We focus on helping professionals.

This has become a virtuous circle—the more clarity we have about our core focus, the more confidence we can bring to the act of saying No to anything else, which in turn brings further clarity to our focus.

Fear of No

This seems so obvious in hindsight!

So what was blocking me from seeing this before?

On reflection, this has become clear. It was a fear of the negative feelings I associated with saying No.

I shouldn’t be surprised. The capacity of humans to avoid fear is not to be underestimated.

Research has shown that 46% of Britons are deterred from starting a new hobby because of their fear of failure, and 49% of Americans agree that the fear of failure prevents them from achieving or revisiting their goals.

In general, human behaviour is often shaped by fear.

This is something well worth remembering when considering our own digital habits.

They are often shaped by a Yes that is, in reality, just a fear based reluctance to say No. In a digital environment nearly everything can appear to be a high-priority, which makes discerning what to say No to even harder

In the programmes we deliver at Mind over Tech, we hear many professionals say they feel a need to respond immediately, for example, to every email or Slack message, knowing their real work is getting put on the back burner.
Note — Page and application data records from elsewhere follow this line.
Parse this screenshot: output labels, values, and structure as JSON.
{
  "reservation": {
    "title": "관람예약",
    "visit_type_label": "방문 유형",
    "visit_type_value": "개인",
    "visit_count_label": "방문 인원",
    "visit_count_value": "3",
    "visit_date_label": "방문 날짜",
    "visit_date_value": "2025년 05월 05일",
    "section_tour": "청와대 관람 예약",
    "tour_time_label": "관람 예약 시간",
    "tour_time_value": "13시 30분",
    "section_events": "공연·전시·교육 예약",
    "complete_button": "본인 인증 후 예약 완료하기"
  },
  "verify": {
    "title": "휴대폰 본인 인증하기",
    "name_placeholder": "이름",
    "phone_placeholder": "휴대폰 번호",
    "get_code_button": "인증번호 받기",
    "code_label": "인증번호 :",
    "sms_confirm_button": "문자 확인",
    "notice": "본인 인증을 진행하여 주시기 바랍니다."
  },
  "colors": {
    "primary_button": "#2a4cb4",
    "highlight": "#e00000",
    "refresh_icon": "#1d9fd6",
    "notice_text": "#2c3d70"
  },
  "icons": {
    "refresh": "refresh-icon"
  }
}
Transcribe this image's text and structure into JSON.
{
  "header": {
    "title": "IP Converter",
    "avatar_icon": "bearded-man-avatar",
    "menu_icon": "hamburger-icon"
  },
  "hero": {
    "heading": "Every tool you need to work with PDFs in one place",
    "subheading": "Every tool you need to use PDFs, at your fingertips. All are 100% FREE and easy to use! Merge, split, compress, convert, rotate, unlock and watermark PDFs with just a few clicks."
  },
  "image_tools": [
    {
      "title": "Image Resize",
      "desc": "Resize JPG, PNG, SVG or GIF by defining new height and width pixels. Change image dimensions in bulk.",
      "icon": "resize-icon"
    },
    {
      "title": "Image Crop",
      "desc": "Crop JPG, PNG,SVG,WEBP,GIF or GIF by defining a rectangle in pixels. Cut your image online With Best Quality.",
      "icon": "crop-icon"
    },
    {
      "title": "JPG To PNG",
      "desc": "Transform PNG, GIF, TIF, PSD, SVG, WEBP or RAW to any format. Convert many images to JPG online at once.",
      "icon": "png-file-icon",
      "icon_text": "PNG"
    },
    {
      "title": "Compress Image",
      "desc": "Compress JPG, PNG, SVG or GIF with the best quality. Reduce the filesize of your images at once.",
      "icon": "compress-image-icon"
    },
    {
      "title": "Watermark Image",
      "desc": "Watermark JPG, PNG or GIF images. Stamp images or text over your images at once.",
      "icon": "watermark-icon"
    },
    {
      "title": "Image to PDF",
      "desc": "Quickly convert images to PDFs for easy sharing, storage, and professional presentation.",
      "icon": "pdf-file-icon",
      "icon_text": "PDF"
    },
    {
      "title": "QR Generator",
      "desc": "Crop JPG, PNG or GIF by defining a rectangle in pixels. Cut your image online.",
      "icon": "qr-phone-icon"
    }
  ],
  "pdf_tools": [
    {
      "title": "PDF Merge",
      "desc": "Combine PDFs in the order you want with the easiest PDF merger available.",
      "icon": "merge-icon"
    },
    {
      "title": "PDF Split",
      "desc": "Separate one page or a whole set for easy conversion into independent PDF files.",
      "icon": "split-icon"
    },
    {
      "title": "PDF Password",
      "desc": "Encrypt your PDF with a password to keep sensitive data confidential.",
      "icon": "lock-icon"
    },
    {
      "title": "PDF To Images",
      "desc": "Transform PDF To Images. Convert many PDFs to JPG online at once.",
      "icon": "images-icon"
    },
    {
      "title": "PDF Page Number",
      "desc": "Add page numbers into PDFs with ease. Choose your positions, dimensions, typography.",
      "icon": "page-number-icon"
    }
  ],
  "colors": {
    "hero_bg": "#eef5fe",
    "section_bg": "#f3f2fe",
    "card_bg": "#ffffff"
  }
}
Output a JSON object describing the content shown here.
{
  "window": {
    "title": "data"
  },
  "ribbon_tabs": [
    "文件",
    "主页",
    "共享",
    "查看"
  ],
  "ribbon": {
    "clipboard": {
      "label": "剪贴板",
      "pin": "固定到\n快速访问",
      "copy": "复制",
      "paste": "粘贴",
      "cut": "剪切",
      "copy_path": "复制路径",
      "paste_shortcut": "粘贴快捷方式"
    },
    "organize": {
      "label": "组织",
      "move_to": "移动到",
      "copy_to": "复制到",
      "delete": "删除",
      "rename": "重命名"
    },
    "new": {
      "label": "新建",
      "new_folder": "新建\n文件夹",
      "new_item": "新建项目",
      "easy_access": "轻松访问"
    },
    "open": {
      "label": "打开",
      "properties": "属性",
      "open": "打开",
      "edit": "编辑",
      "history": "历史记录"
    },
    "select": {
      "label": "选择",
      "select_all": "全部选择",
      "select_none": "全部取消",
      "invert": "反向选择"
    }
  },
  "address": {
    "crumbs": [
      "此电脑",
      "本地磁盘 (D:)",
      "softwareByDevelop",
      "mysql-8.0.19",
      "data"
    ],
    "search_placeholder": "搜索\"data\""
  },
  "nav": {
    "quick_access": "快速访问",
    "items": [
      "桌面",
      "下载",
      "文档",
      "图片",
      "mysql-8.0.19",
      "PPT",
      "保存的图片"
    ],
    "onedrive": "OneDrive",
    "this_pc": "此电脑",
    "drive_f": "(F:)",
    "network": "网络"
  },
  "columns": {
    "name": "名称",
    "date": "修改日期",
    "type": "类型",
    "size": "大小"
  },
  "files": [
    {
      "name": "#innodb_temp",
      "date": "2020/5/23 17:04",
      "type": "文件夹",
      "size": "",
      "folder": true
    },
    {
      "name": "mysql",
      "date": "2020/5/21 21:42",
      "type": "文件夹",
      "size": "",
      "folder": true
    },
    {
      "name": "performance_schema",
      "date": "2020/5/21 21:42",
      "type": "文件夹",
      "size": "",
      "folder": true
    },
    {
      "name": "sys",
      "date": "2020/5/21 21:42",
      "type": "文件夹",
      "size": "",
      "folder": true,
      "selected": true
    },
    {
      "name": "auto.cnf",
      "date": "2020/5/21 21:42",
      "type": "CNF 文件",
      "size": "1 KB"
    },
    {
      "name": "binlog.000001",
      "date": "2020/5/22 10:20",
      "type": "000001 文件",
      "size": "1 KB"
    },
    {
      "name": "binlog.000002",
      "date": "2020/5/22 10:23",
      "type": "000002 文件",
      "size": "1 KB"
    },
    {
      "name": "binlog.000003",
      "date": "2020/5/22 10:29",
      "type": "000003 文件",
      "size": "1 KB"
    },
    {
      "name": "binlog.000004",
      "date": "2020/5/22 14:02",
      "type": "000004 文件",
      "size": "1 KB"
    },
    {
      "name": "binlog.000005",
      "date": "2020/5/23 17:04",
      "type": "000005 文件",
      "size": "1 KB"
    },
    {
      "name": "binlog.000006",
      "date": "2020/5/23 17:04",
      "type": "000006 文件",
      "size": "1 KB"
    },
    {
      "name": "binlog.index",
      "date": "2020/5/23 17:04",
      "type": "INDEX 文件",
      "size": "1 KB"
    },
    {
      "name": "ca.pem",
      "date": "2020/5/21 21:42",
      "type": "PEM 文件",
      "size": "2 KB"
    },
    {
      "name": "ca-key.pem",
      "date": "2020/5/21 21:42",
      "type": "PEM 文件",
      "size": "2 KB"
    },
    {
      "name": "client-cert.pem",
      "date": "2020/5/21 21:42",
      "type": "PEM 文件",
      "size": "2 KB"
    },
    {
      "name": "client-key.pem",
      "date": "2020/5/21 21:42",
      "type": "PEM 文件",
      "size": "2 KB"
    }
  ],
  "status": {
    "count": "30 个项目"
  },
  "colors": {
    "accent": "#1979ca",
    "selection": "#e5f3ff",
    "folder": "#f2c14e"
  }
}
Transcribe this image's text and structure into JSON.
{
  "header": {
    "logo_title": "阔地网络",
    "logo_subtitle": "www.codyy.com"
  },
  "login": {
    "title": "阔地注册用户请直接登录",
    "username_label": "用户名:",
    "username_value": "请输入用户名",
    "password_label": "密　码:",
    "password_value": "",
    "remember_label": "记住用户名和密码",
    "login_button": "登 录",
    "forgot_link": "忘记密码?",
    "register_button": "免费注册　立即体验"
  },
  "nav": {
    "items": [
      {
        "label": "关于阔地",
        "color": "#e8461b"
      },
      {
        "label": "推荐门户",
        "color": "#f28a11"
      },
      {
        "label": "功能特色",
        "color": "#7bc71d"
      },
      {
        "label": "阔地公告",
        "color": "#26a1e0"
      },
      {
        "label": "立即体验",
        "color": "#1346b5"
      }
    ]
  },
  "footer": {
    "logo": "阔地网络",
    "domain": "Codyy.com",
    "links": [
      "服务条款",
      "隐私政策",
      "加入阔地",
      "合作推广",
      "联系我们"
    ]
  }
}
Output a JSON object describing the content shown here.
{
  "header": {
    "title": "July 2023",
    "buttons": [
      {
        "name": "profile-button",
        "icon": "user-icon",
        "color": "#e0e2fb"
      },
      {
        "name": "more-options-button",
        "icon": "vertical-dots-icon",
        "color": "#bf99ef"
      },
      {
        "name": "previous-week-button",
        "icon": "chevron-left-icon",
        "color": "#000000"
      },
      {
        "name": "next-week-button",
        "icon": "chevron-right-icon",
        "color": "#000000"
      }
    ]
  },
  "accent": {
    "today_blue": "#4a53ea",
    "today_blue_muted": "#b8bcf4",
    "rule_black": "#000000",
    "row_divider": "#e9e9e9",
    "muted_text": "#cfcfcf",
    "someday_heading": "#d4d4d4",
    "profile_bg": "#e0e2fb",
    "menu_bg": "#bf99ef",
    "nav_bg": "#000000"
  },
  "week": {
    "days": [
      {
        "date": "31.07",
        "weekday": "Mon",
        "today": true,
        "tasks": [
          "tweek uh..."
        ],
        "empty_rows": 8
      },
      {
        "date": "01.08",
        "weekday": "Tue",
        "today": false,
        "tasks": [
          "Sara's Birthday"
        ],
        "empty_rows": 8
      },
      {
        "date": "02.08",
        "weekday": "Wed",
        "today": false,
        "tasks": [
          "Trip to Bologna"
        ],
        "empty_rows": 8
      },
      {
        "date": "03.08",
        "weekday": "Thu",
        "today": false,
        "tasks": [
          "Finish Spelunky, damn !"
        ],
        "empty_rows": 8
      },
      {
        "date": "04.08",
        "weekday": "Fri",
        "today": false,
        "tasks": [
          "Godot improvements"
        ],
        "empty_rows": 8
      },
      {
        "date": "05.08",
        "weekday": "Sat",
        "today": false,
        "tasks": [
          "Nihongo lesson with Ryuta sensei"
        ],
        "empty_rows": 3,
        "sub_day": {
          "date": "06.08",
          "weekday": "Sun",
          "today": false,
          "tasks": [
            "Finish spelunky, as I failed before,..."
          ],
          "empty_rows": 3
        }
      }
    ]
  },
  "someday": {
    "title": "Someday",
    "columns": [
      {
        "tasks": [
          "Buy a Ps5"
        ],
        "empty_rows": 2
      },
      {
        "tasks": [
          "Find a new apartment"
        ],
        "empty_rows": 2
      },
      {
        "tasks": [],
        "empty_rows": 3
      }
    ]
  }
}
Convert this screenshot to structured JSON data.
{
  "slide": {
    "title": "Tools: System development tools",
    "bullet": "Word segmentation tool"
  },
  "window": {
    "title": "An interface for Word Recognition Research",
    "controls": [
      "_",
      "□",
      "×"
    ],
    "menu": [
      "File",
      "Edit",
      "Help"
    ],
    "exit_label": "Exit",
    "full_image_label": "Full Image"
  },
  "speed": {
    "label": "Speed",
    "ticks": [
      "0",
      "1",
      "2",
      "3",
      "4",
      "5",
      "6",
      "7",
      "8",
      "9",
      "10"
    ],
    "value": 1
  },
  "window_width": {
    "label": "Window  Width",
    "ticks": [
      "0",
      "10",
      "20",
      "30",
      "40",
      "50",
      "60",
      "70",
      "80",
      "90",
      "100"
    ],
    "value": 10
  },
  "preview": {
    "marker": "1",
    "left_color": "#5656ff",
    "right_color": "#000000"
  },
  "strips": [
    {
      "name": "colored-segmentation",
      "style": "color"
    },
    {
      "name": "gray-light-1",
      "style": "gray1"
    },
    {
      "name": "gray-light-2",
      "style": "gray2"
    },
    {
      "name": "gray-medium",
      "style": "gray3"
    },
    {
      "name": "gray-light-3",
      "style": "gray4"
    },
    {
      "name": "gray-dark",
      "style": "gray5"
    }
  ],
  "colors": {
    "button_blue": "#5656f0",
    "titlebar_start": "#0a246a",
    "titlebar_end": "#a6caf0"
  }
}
Saying ‘No’ to any of these things is not easy, as it means directly facing your associated fears (It may involve, for example, saying No to your colleagues, or even your Boss! 😬).

But if you are able to, experimenting with constructive ways to say No can help anyone question assumptions, re-evaluate their digital habits and gain deeper clarity around their priorities.

In turn, this could liberate you to focus more on whatever really matters to you most.

As a quick endnote: Just incase it wasn’t obvious, at Mind over Tech we passionately believe that supporting children with their digital habits is crucial work—It’s just not the work that we will be directly focusing on ourselves.

The beauty of our newfound clarity around this is that it’s enabled us to quickly and confidently partner with some incredible individuals who are focusing on supporting children.

We often get enquiries about running sessions for children, and now we can quickly and confidently connect them with some of the best trainers out there. I look forward to introducing you to some of them in the future!

Until next time,

— Jonathan
Founder of Mind over Tech

P.S. Need some help practicing saying No with confidence? The Digital Habit Lab is full of inspiration and resources to help.